Richard E. “Dick” Dedrick 1935-2023

Richard Eugene “Dick” Dedrick of Denver, Colorado, died peacefully Jan. 4, 2023, at Cherrelyn Health Care Center in Littleton, Colorado. He was 87.
Dick Dedrick spent nearly his entire life in Colorado, where he was known for long, productive endeavors in many creative fields, including broadcasting and advertising, but his greatest achievements were as a husband, father, grandfather and great-grandfather. He was a beloved friend, family member and media personality who loved laughter, movies and music.
Born on Dec. 18, 1935, in Denver, Colorado, Dick was adopted at the Denver Orphans’ Home by Roy and Mildred (Overmiller) Dedrick, who raised their only child in Yuma, Colorado. After graduating from Yuma High School, Dick attended the Colorado State College of Education at Greeley (now University of Northern Colorado) with plans of becoming a teacher, like his mother.
Instead, his career in radio took root while in college in Greeley, and led to announcing and production jobs in Denver radio, including KLAK-AM, beginning in the late 1950s. Dick’s broadcasting career was interrupted when he was drafted, serving honorably in the U.S. Army for two years. He and his first wife, Susanne (Warner) Dedrick, were based in El Paso, Texas, during this time, returning home to Denver after his discharge.
Dick and Sue raised two sons, Jay and Kyle, in the Denver area while Dick advanced in his career, which transitioned from radio to television. As a producer, director and writer, he contributed to many programs at KWGN-TV (Channel 2) in the 1960s and 1970s, including the nightly 9 O’Clock News and such children’s programming as “Romper Room” and “Blinky the Clown.” A creative force in any setting, Dick followed his time in local TV with a productive stint at Glen Owen Advertising, where he led audio and video productions for the agency and showcased his commercial jingle-writing and -performing talents.

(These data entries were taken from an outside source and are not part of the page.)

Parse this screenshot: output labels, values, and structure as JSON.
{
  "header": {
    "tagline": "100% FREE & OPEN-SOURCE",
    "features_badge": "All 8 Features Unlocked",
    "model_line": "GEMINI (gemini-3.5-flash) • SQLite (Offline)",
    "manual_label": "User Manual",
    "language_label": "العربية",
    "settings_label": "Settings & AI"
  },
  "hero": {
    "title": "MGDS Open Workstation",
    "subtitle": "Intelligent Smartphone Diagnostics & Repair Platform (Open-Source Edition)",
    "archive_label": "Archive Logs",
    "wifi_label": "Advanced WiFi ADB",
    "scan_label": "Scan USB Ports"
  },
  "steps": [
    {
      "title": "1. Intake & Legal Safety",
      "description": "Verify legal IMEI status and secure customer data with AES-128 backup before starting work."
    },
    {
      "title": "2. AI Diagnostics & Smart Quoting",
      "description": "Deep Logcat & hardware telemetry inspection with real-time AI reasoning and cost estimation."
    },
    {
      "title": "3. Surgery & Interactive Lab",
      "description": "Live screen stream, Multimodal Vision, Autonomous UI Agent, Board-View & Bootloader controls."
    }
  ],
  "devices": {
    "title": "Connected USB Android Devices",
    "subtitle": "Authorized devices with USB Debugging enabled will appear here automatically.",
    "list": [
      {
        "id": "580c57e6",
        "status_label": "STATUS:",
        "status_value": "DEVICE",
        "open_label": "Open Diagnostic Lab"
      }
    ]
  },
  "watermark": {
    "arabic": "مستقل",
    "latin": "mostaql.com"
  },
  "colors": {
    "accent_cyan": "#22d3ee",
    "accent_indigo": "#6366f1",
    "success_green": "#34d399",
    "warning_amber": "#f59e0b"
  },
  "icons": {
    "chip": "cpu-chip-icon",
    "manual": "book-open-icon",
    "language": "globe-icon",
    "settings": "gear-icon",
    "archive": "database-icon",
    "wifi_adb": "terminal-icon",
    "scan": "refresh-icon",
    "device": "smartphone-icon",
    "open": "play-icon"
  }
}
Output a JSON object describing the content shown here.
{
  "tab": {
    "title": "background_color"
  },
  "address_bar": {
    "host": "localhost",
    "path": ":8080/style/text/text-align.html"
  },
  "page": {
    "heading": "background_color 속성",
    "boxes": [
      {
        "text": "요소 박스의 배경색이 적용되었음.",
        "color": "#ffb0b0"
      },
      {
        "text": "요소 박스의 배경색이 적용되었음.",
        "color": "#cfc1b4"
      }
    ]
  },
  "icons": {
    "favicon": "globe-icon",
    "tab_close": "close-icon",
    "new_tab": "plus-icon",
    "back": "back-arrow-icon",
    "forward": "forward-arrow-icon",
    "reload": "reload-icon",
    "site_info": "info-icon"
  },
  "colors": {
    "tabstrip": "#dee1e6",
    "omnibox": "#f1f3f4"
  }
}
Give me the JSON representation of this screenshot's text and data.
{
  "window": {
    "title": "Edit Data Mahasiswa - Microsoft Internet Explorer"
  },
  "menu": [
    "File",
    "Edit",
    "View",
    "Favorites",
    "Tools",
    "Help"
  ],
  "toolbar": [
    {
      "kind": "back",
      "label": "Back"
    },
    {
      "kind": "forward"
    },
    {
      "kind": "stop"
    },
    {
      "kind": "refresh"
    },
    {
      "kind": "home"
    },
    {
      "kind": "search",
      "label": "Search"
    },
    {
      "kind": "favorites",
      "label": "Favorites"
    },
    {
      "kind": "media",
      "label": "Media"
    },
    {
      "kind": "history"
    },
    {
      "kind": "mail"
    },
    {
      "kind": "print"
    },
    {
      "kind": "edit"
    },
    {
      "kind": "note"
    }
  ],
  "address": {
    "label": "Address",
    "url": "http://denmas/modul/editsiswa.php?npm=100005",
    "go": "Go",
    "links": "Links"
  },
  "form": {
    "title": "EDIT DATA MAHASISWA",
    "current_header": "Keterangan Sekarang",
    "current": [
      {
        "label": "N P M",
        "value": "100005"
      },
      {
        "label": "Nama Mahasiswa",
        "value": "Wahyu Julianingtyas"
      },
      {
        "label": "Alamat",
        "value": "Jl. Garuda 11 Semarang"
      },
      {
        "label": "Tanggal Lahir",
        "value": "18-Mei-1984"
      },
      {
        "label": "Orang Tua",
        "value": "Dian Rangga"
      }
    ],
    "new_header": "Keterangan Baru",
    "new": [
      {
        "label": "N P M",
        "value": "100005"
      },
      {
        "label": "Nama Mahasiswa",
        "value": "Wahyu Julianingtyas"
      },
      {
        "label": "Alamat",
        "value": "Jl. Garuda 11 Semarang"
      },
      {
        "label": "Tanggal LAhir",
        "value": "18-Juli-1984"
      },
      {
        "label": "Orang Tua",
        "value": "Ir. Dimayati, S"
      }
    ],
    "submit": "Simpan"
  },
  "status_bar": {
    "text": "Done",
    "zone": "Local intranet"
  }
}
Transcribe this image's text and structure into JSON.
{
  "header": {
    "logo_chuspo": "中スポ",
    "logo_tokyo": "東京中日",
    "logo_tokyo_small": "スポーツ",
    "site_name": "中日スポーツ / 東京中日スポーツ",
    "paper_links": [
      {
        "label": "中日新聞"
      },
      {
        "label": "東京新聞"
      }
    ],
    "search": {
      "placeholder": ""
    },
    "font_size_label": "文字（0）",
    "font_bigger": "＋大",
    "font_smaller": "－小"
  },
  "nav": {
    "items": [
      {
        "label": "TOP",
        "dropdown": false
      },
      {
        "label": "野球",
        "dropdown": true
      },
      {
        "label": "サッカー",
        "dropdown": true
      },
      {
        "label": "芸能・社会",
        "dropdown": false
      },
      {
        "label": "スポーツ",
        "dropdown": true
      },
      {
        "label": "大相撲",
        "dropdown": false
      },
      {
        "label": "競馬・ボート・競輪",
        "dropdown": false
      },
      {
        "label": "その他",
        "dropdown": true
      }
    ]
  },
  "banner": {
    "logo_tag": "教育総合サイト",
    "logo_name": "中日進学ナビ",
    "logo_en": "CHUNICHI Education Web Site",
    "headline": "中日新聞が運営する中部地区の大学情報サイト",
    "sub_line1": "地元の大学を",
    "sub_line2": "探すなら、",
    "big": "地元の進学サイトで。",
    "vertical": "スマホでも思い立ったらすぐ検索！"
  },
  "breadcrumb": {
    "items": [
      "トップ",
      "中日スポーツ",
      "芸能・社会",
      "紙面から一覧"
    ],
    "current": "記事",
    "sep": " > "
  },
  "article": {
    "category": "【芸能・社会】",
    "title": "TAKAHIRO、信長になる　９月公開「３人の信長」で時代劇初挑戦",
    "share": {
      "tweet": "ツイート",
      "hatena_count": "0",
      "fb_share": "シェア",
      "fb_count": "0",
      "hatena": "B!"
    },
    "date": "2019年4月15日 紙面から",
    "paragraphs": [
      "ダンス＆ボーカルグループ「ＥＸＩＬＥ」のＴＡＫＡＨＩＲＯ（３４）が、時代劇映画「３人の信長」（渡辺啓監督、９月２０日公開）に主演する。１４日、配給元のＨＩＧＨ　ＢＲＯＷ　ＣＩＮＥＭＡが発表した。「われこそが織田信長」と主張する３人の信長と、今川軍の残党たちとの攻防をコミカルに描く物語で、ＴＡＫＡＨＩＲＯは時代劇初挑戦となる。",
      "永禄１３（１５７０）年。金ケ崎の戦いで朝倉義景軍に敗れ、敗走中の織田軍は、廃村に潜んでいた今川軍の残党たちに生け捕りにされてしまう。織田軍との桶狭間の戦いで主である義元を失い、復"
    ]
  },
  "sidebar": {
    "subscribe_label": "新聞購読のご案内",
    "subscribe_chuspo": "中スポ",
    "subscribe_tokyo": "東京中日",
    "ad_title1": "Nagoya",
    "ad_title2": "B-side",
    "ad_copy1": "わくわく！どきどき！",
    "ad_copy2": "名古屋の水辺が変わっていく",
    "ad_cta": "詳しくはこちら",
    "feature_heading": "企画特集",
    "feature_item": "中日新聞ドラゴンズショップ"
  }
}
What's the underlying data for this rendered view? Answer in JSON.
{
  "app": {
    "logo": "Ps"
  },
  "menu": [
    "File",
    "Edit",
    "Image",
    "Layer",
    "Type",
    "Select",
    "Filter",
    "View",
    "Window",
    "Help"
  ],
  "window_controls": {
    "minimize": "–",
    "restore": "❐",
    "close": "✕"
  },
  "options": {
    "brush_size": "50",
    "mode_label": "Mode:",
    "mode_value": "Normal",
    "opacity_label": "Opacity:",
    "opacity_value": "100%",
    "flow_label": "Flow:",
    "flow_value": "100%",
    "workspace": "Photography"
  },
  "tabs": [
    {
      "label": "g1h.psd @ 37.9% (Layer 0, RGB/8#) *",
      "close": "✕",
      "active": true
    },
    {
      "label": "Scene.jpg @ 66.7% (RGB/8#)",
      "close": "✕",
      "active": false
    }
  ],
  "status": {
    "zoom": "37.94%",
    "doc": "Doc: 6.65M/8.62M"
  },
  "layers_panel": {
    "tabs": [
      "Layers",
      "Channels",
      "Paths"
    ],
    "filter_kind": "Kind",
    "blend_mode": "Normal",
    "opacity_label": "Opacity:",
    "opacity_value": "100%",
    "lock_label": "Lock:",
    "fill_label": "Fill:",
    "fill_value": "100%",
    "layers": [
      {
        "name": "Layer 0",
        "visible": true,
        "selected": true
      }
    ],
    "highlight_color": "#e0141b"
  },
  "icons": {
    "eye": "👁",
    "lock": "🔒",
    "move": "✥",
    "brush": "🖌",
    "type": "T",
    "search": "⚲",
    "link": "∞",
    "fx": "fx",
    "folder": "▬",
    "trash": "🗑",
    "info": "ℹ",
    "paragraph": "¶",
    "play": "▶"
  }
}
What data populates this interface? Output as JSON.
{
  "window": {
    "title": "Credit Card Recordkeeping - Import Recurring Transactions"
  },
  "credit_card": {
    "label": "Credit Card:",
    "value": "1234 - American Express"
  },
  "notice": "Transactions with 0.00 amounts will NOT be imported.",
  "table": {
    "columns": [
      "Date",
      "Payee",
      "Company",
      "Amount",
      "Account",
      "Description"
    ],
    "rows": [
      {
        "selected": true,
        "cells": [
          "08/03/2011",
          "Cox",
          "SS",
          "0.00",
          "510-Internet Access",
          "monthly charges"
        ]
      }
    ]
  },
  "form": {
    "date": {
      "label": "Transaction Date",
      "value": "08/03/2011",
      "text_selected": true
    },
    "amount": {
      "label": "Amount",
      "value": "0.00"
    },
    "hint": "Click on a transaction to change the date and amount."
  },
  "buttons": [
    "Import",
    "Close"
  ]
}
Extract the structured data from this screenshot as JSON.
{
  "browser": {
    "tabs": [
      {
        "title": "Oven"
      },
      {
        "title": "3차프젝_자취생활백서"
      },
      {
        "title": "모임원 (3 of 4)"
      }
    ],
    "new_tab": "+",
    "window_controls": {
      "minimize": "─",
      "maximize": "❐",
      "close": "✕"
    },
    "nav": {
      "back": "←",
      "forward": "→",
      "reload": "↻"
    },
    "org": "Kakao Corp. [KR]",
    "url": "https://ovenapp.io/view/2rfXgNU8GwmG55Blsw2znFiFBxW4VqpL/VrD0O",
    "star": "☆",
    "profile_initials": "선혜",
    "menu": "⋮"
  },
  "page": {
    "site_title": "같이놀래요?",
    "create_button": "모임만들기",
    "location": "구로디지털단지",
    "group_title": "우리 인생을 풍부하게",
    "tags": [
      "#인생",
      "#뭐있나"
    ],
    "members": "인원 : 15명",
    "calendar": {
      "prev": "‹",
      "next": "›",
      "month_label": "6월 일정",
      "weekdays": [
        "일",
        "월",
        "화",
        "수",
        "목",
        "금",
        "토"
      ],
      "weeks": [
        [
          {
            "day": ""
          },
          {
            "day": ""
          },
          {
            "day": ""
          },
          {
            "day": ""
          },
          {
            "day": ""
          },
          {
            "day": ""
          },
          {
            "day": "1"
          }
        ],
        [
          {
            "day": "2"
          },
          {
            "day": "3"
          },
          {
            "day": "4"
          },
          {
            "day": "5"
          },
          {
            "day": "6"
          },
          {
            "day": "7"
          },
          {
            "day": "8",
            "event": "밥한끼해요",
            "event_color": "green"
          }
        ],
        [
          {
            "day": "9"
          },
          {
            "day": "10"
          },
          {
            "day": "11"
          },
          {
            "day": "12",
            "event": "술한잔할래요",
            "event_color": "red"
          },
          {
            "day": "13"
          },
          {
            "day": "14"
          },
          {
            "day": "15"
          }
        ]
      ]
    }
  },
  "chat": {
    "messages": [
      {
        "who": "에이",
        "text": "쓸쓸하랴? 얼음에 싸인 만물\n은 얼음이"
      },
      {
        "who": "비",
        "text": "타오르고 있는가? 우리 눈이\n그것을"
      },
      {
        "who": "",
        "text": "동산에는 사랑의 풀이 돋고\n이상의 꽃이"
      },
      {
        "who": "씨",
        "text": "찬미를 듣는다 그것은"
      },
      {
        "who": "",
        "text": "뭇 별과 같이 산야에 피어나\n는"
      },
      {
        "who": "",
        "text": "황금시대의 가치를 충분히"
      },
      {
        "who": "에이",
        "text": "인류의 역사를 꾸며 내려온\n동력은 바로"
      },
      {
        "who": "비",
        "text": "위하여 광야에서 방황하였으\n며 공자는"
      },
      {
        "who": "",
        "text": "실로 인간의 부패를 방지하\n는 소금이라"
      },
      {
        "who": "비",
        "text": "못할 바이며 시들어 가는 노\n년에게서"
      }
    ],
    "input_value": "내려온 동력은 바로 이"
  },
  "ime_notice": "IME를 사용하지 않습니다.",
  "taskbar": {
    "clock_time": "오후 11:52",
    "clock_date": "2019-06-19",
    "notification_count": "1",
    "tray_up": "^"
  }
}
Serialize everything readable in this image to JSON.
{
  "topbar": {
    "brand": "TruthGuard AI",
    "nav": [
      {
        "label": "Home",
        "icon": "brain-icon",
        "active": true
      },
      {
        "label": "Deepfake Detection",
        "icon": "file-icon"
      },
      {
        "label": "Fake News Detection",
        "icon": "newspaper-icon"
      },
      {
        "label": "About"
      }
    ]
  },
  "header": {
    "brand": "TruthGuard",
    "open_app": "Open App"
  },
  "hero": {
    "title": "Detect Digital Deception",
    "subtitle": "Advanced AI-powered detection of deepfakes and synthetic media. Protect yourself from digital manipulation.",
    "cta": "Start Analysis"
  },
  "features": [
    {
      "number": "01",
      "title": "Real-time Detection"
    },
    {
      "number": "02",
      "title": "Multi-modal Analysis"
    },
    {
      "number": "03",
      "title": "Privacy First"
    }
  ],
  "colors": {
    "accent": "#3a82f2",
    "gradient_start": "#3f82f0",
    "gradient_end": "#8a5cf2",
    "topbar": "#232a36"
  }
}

Dick returned to his radio roots by founding Yuma’s first station, KJCO-FM, in 1978, where he served as co-owner and station manager for over a decade. In the ‘80s and ‘90s, he taught broadcast news in Denver and worked as a freelance radio and TV producer. A gifted filmmaker and videographer, he went on to produce wedding videos throughout the Denver area and traveled across the country for freelance video projects before retiring in the early 2000s.
A movie buff, Dick for many years made a hobby of traveling around the state with his self-built Little Nickelodeon, a tent theater where audiences at shopping malls and county fairs could watch silent films on a silver screen. Dick also was passionate about music, having performed live in rock and country bands as a young man. He was a singer, songwriter and musician who produced recordings of himself and others throughout his life.
In retirement, he never stopped creating, writing novels and producing nostalgic video and audio programs for entertainment and education. He was at work on another book at the time of his death.
Dick said his greatest joy in life came after he married Bobbe (Neal) in 1992 and began a journey together as grandparents – first to the children of Bobbe’s daughter Kim (Gillen) Muller, and of son Richard Gillen; and later to the children of Dick’s sons Kyle and Jay.
Dick is survived by his wife, Bobbe, of Denver, Colorado; sons Jay (Melissa) of Broomfield, Colorado, and Kyle (Kathy) of Springfield, Virginia; stepdaughter Kim (Kevin) of Centennial, Colorado; stepson Richard of Denver, Colorado; 10 grandchildren and one great-grandchild.
Cremation has taken place, with interment to take place at Fort Logan National Cemetery in Denver. A celebration of life with Dick’s family and friends is planned for the spring; details will be announced at a later date.